But it will be up to a meeting of the full council next month to decide whether the authority will gauge public reaction to the divisive scheme through a referendum or an opinion poll.
Members of the council’s enterprise, planning and infrastructure committee had been expected to discuss the practicalities of holding a referendum on the plans to turn the Victorian gardens into a new focal point for the city centre, being spearheaded by oil tycoon Sir Ian Wood.
Council officials had recommended that a “non-binding” public postal ballot, run by the council and costing £250,000, should be used to test public support for the scheme.

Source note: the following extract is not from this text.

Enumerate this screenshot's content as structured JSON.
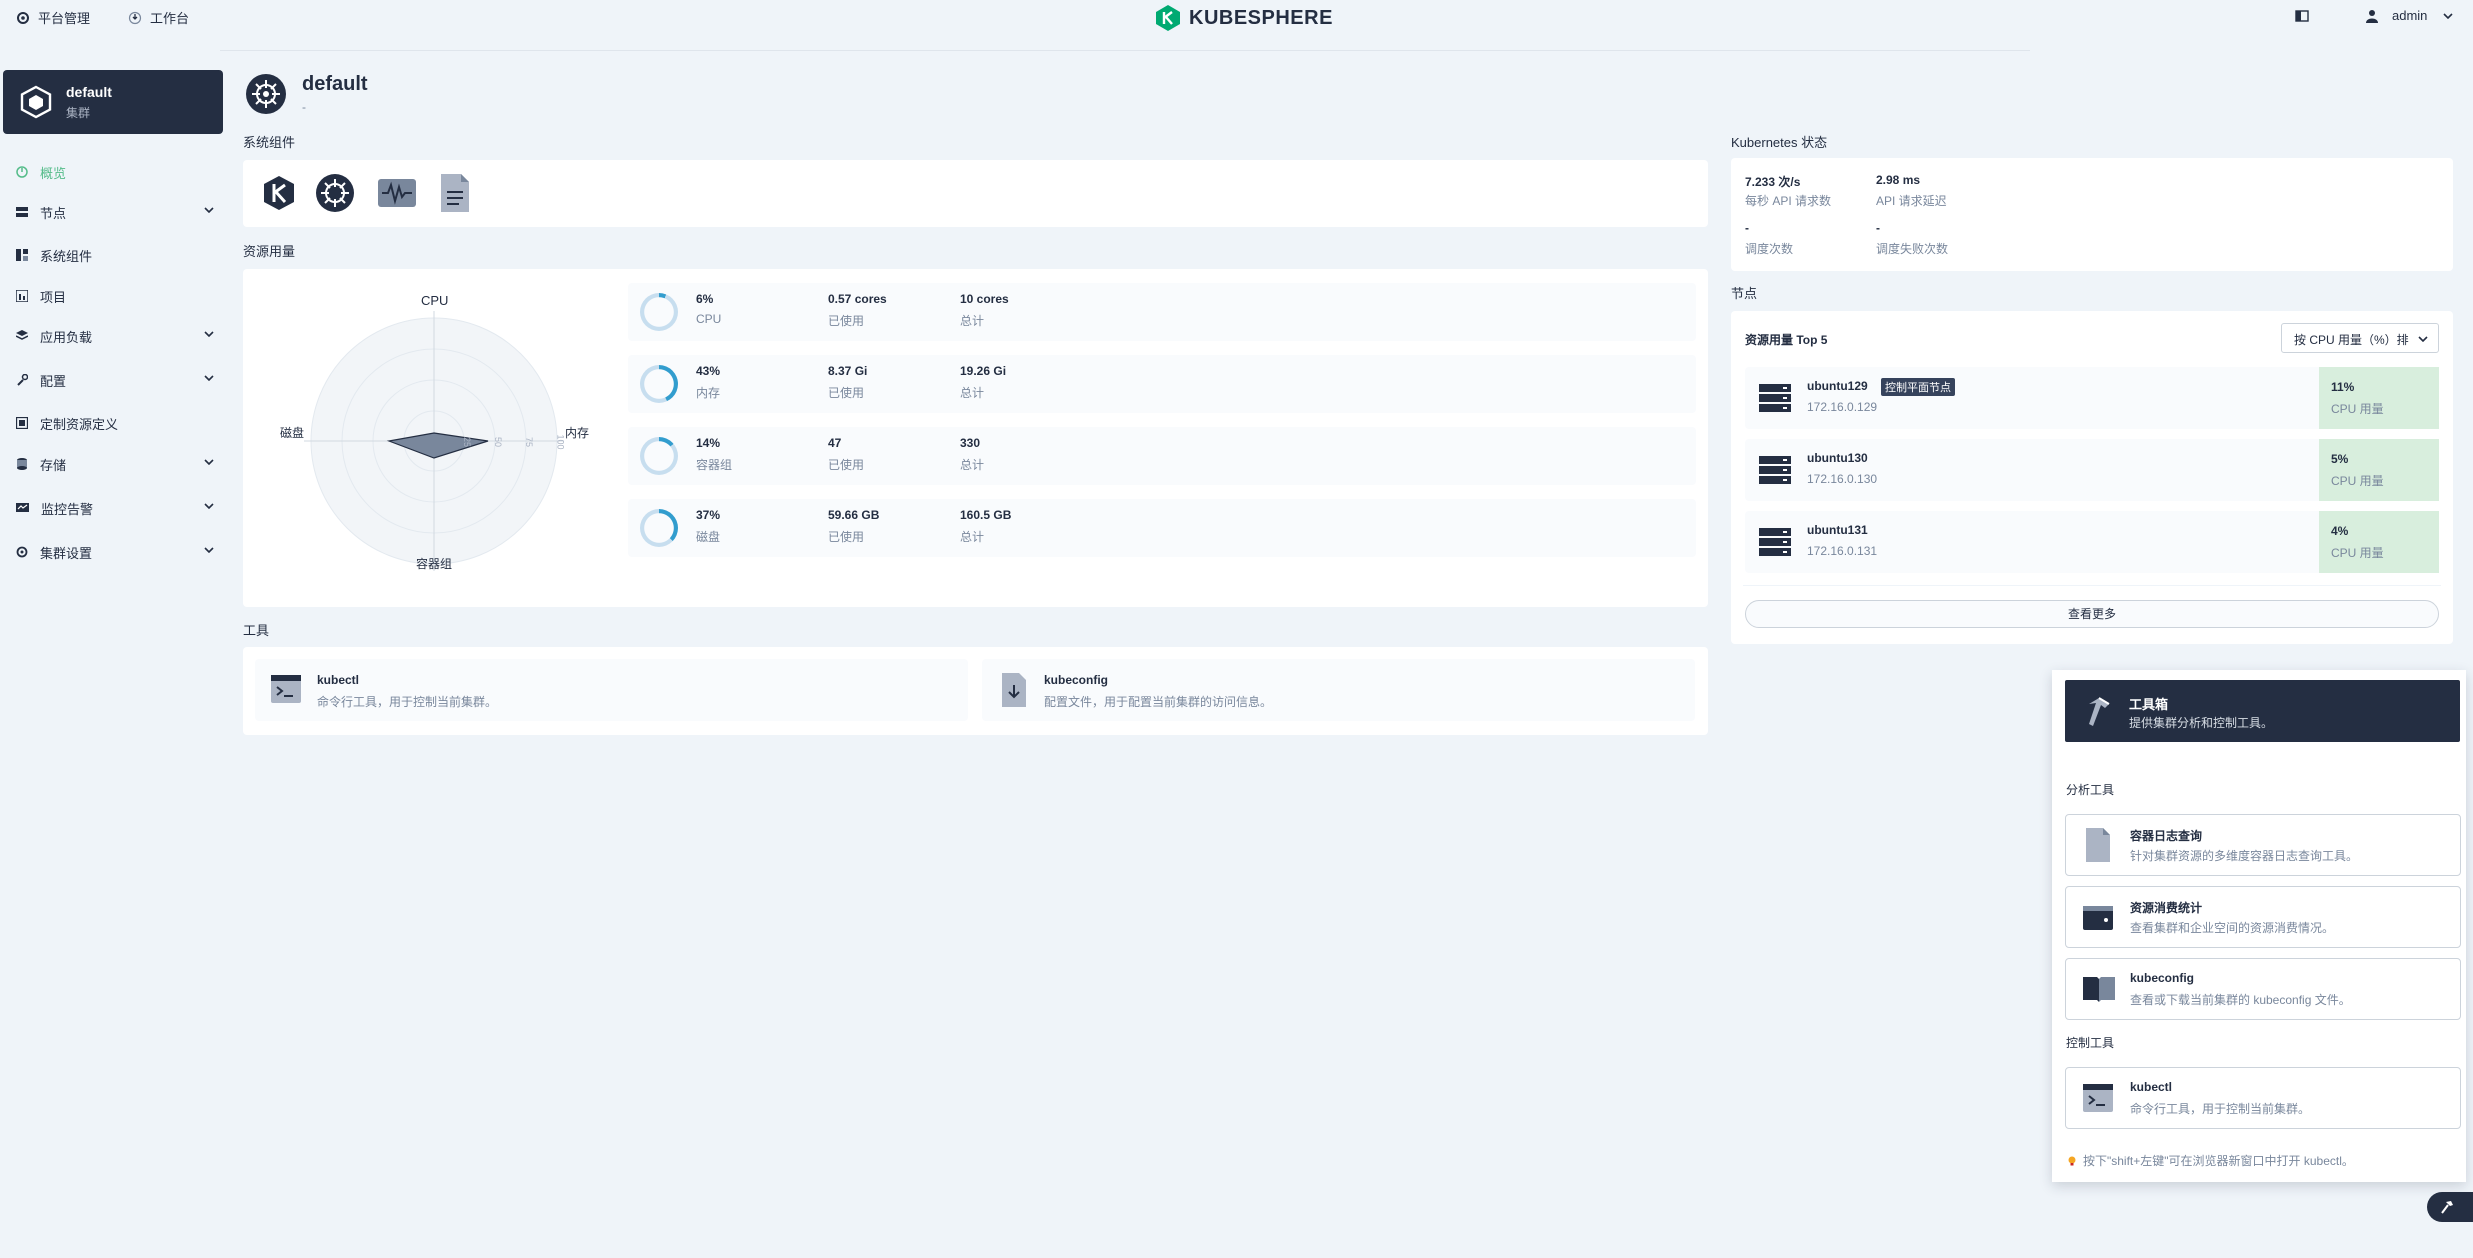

But Kate Dean, the Liberal Democrat chair of the committee, successfully moved that a report should also be submitted to a meeting of the full council on 14 December on an independently-conducted and “statistically significant” opinion poll before a final vote is taken on the way forward.
Next month’s meeting of the council is also expected to decide whether the results of the public vote should be binding on the council.
The decision to defer a vote on public consultation was taken after a delegation from the Friends of Union Terrace Gardens, the group formed to oppose the transformation scheme, was allowed to addressed the committee.
Mike Shepherd, the chairman of the group, told the committee that the 80-strong organisation regarded a binding public referendum as the only “valid” way of assessing public reaction to the project and to “restore faith in local democracy.”
He told the committee: “The result must be binding. An opinion poll will be vastly unpopular with the public.”